to her about it. I felt really bad when she came
home crying….and here I had been waiting for
the right time.
- Mother of a 13 year old
I did not know anything…when I was in
class five. I started bleeding from there when I
was in school one day. I was so scared…my
mother was also not home…she was away for
two days. I told no one, only kept changing my panties…when
my mother came back, I did not tell her either….
- An 11 year old.
The first thumb rule one can safely go by is that
no time is too soon to begin talking about the physical
and psychological changes your daughter will begin
experiencing as an adolescent. It is very likely
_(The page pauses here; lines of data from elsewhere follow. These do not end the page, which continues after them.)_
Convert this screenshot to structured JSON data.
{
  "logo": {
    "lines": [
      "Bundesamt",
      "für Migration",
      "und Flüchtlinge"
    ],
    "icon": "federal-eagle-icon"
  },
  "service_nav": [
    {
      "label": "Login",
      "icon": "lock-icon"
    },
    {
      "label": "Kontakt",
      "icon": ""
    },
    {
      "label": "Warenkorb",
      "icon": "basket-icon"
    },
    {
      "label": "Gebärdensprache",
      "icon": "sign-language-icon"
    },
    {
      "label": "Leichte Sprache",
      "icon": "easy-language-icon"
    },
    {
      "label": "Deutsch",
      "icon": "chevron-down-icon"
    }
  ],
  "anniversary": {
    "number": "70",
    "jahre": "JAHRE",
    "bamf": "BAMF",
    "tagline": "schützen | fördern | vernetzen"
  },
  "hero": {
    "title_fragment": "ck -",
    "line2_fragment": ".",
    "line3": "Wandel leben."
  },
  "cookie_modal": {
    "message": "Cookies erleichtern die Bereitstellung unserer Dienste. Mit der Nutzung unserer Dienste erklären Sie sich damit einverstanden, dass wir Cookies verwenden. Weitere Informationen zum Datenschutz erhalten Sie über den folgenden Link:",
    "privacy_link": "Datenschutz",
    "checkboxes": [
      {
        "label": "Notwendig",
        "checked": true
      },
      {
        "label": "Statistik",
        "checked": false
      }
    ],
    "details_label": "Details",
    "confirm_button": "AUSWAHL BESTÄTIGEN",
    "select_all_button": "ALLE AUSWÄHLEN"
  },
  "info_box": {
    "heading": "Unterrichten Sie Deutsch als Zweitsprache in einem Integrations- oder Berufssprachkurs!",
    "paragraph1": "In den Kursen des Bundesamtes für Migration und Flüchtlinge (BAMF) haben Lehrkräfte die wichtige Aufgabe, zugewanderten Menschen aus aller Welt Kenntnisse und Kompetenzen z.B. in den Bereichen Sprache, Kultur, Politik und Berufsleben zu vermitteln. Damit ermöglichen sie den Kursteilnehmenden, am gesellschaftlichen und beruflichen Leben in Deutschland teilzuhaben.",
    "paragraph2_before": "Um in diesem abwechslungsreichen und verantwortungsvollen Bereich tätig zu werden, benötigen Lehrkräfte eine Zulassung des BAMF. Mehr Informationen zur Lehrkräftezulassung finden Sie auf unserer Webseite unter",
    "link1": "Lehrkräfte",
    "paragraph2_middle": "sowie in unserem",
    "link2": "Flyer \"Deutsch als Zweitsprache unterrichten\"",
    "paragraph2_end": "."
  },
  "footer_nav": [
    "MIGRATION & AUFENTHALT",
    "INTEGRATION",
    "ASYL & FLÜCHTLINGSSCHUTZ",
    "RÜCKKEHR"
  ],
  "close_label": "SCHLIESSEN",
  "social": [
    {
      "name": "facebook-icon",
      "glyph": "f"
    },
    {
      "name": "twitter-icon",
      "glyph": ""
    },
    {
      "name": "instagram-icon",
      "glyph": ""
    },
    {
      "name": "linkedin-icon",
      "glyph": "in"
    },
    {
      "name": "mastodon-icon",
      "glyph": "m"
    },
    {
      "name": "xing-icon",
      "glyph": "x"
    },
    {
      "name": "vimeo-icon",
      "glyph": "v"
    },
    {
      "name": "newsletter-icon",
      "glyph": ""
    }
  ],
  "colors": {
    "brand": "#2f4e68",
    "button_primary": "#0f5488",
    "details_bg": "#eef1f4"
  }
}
that it will be your daughter, who may initiate
this conversation about
growing up and menstruation, which you have been
planning, but keep
putting it off for a better time. Therefore, any
time she chooses to talk is a good time for the
'big talk'. Being guided by your daughter's questions
is perhaps the best roadmap for every mother. She
will be a willing ear, interested and eager, and
the fact that she has approached you, signals that
you have her trust. One should make the most of
such an opportunity.
On the other hand, if your daughter has already
turned eight, and not yet evinced any curiosity,
nor asked any leading questions, it is time you
sat her down and had the talk. She may be shy or
afraid to ask, or she may just not be as curious
as her peers.
Most mothers we talked to, opine that a girl must
be informed of menstruation when she is about 8
or 9 years, before she experiences menarche or the
first period. The onset of menstruation occurring
at an early age of 9 is not uncommon these days,
and therefore most mothers feel the need to start
talking about menstruation earlier than the 12th
or 13th year, which has been hitherto the norm.
I know I must talk to her soon, but how do I
start? Won't she feel awkward and embarrassed?
- Mother of an 8 year old
If you ask me, I'd want her to keep her innocence
till she is 12, but I
think she already knows…keeps throwing these
pointed questions at me?
- Mother of a 9 year old
There are still many mothers who hesitate to discuss
menstruation at 'so tender an age. They worry as
to how much to tell, what will their little girl
make of all this, will they at all understand anything?
These questions posed by mothers are relevant even
to tweens and teens.
The second thumb rule one must follow is that never
ignore a question, especially brushing it aside
with, ”you will know when you grow up”.
If you do think the moment is inappropriate, tell
her you will explain later, and please ensure that
you do so. Children are quick to discern if there
is unwillingness to share, which may diminish their
interest or even your credibility, making them seek
this vital information elsewhere.
It is important to be open with your child from
the very first question, to be honest, to state
the facts as simply and accurately as possible,
in a straightforward, positive manner. Also, children
these days being highly aware minimizes the risk
of any mother shocking or negatively impacting her
child by talking about menstruation. She needs to
be informed about the facts, why it happens and
how best to manage the occurrence. Your daughter
will also need to be reassured that menstruation
is a normal, natural phase that every girl goes
Finally, it should be the endeavour of every parent
to ensure that their daughter is aware and appropriately
informed of menstruation before she experiences
it. Feelings of shock, fear, of being dirty or different,
sometimes even feelings of guilt can be avoided
by a timely conversation.